Amy S. Cashen

Date of Defense

Spring 4-1988


Speech Pathology and Audiology

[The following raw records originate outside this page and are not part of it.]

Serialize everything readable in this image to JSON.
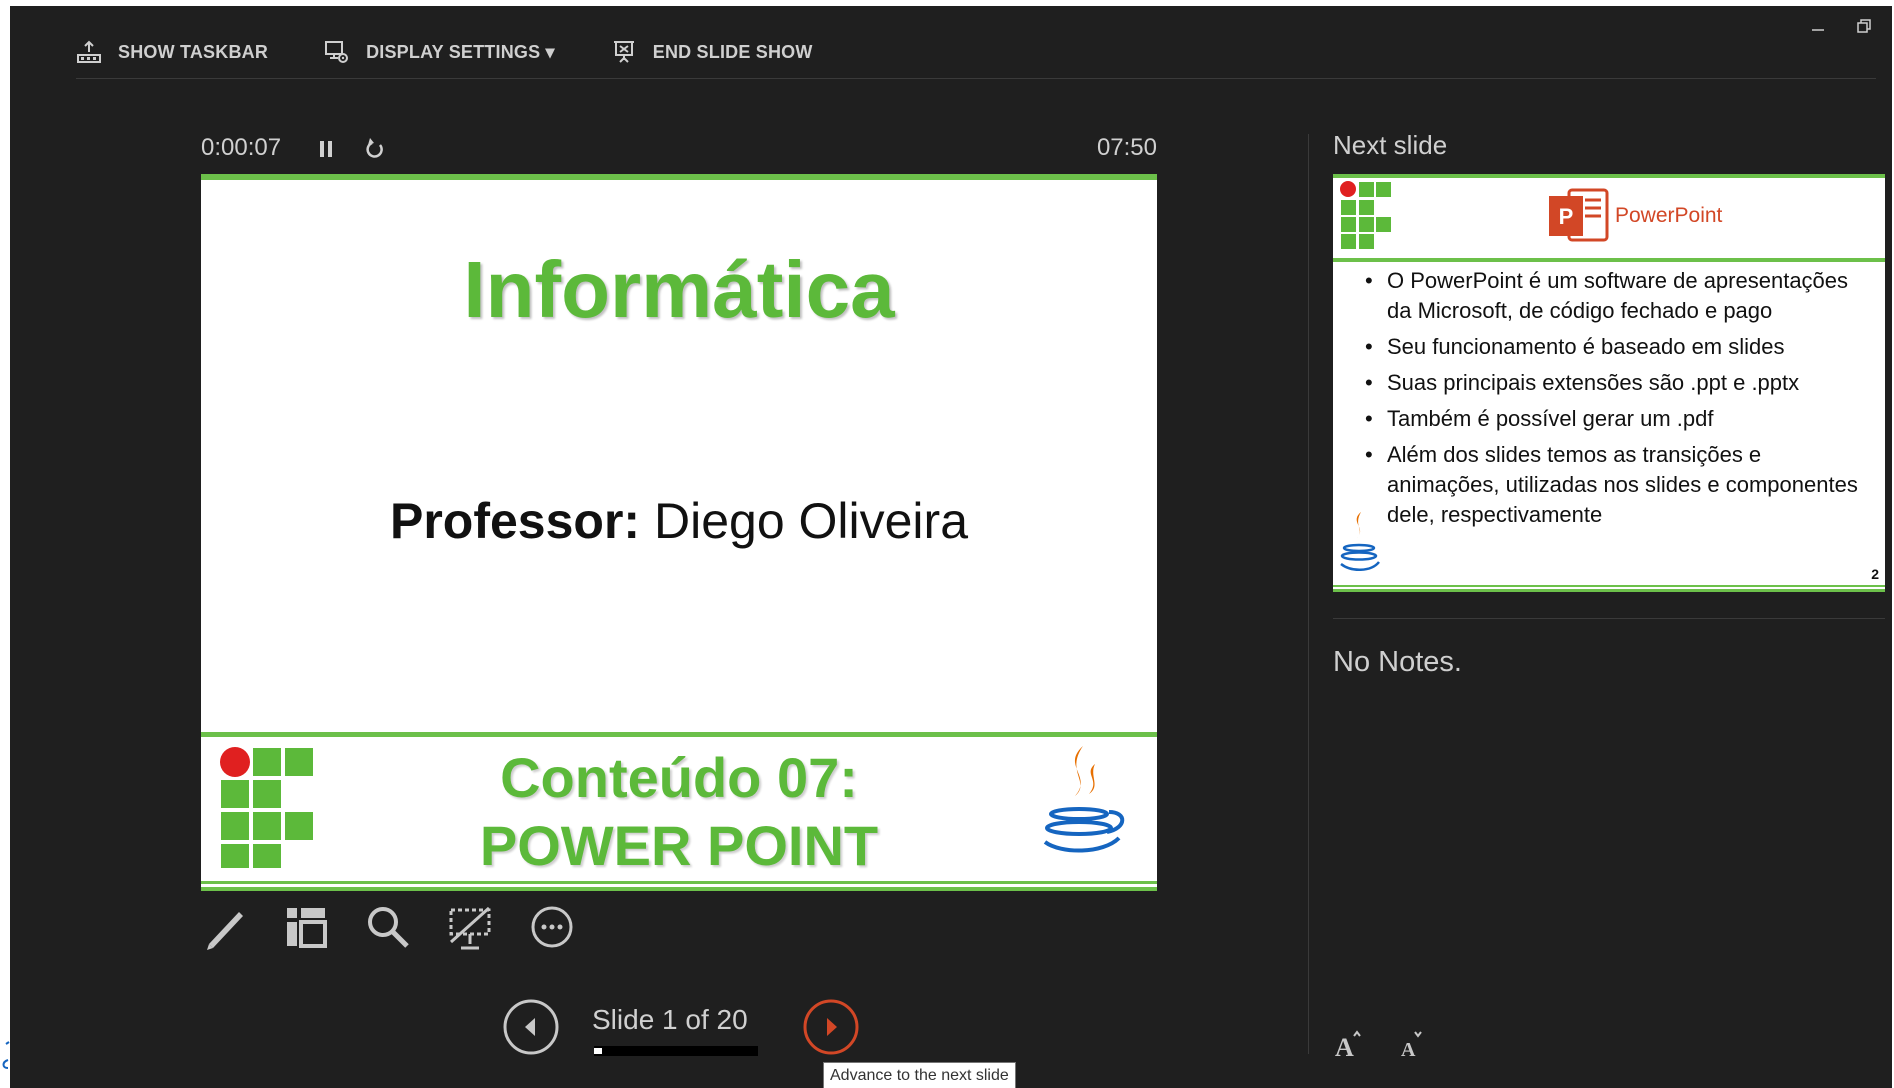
{
  "toolbar": {
    "show_taskbar": "SHOW TASKBAR",
    "display_settings": "DISPLAY SETTINGS ▾",
    "end_slide_show": "END SLIDE SHOW"
  },
  "timer": {
    "elapsed": "0:00:07",
    "clock": "07:50"
  },
  "current_slide": {
    "title": "Informática",
    "professor_label": "Professor:",
    "professor_name": "Diego Oliveira",
    "footer_line1": "Conteúdo 07:",
    "footer_line2": "POWER POINT"
  },
  "navigation": {
    "counter": "Slide 1 of 20",
    "progress_fraction": 0.05,
    "tooltip": "Advance to the next slide"
  },
  "next_slide": {
    "label": "Next slide",
    "brand": "PowerPoint",
    "bullets": [
      "O PowerPoint é um software de apresentações da Microsoft, de código fechado e pago",
      "Seu funcionamento é baseado em slides",
      "Suas principais extensões são .ppt e .pptx",
      "Também é possível gerar um .pdf",
      "Além dos slides temos as transições e animações, utilizadas nos slides e componentes dele, respectivamente"
    ],
    "page_number": "2"
  },
  "notes": {
    "text": "No Notes."
  },
  "colors": {
    "background": "#1f1f1f",
    "slide_green": "#5cb93a",
    "accent_orange": "#d24726",
    "if_red": "#e02020"
  },
  "icons": [
    "taskbar-icon",
    "display-settings-icon",
    "end-show-icon",
    "minimize-icon",
    "restore-icon",
    "pause-icon",
    "reset-icon",
    "pen-icon",
    "slides-grid-icon",
    "zoom-icon",
    "black-screen-icon",
    "more-options-icon",
    "previous-icon",
    "next-icon",
    "font-increase-icon",
    "font-decrease-icon"
  ]
}
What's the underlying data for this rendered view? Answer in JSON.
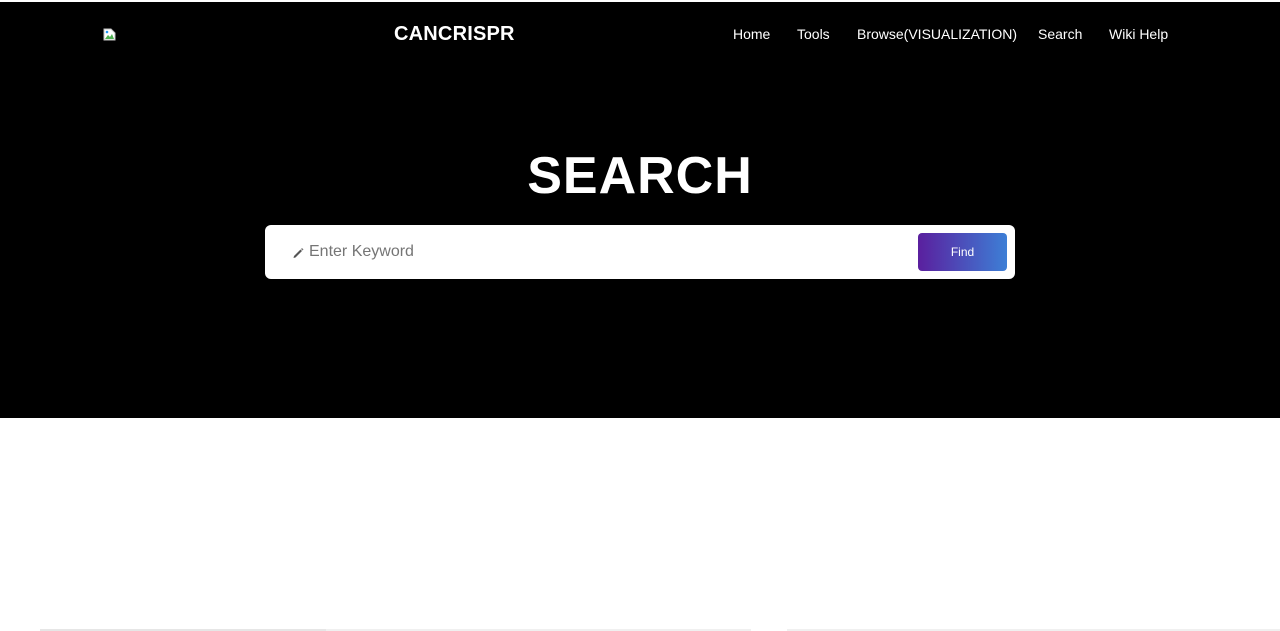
{
  "header": {
    "logo_icon": "broken-image-icon",
    "brand": "CANCRISPR",
    "nav": [
      {
        "label": "Home"
      },
      {
        "label": "Tools"
      },
      {
        "label": "Browse(VISUALIZATION)"
      },
      {
        "label": "Search"
      },
      {
        "label": "Wiki Help"
      }
    ]
  },
  "hero": {
    "title": "SEARCH"
  },
  "search": {
    "icon": "pencil-icon",
    "placeholder": "Enter Keyword",
    "value": "",
    "button_label": "Find"
  },
  "colors": {
    "hero_background": "#000000",
    "button_gradient_start": "#5a1f9e",
    "button_gradient_end": "#3d7fd6"
  }
}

The appreciation of verbal and nonverbal cartoon humor by adults who have experienced cerebrovascular induced brain lesions was studied. Four right hemisphere damaged (RHD) subjects (one male and three females) and three left hemisphere damaged (LHD) subjects (three males) were tested. A group of four neurologically intact adults (one male and three females) was also tested. Subjects were asked to rate 8 verbal and 8 nonverbal cartoons according to how humorous they found them by indicating a score of one to three happy faces on the "Ha Scale," while the experimenter simultaneously rated the subjects' reactions to the cartoons on a separate "Mirth Scale." A Kruskal-Wallis ANOVA showed statistically significant differences between the scores of the three groups on the Mirth Scale scores for the nonverbal cartoons. The humor appreciation scores of the RHD individuals were ranked consistently lower by the experimenters for the nonverbal cartoons using this scale. The small sample size and the trends evident in the findings suggest that it may be premature to accept the null hypothesis in answer to some of the other questions addressed in the study as well. It is of particular interest that all of the LHD subjects rated the verbal cartoons with lower scores than the nonverbal cartoons on the "Ha" scale. The observers also rated the LHD subjects with lower scores on the verbal cartoons than the nonverbal cartoons on the "Mirth" scale. The right hemisphere damaged and neurologically normal adults showed no preference for either verbal or nonverbal cartoons. However, results of the ANOVA in this area were not statistically significant.

Access Setting

Honors Thesis-Campus Only